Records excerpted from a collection
========================

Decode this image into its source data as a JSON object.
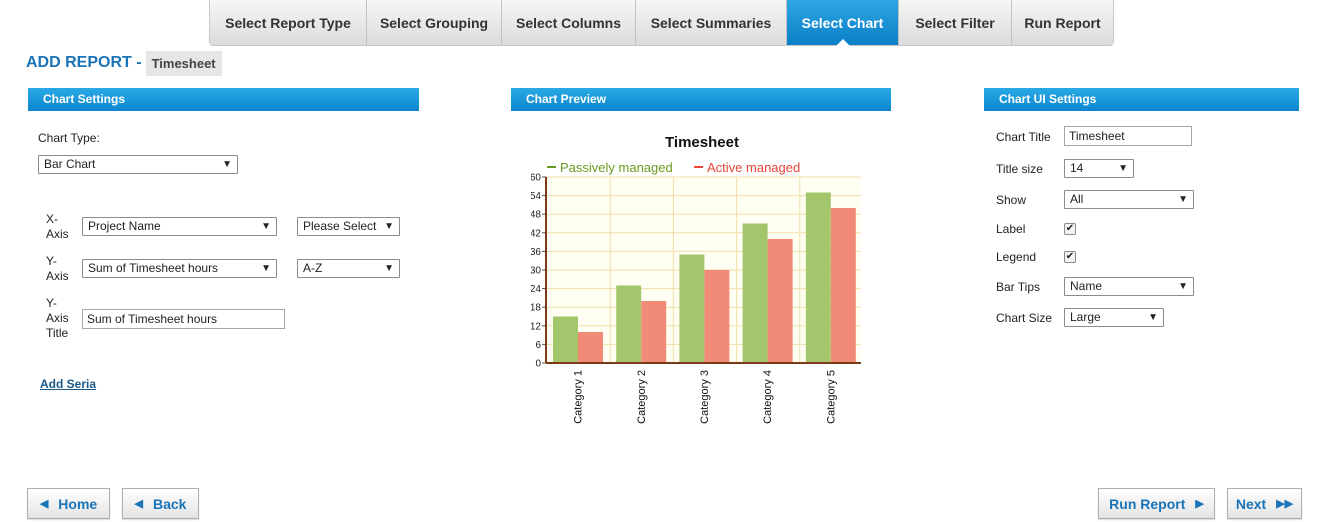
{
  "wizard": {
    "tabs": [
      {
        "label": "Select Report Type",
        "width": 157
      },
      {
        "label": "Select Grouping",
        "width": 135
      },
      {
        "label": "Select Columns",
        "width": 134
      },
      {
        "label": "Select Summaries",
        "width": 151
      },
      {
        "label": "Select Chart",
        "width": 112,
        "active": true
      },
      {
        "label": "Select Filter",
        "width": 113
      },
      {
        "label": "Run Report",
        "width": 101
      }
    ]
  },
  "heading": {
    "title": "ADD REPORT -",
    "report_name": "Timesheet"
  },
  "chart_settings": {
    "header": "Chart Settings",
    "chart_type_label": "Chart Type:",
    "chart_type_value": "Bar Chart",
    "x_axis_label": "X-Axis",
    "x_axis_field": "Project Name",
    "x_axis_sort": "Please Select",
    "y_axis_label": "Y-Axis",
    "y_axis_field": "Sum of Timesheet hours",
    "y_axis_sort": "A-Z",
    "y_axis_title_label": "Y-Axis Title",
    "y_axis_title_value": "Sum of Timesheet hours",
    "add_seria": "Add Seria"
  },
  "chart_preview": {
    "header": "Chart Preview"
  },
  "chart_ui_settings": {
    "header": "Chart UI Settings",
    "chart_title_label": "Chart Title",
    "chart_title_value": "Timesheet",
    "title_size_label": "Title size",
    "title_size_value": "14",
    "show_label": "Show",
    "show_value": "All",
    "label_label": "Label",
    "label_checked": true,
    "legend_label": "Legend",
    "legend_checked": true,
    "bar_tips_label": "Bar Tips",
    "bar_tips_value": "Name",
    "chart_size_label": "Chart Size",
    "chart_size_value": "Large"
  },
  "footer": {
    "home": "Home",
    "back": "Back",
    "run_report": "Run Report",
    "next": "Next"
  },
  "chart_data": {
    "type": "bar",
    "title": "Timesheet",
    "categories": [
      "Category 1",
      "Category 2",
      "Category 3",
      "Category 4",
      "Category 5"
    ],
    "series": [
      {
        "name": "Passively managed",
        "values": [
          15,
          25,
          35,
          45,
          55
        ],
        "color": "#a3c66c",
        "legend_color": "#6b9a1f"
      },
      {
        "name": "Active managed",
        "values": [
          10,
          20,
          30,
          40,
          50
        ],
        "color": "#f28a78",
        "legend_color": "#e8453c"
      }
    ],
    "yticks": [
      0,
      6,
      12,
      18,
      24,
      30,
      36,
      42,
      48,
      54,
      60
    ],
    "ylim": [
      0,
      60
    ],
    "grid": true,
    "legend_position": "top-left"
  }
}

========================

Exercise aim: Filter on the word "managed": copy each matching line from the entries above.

Finished exercise:
        "name": "Passively managed",
        "name": "Active managed",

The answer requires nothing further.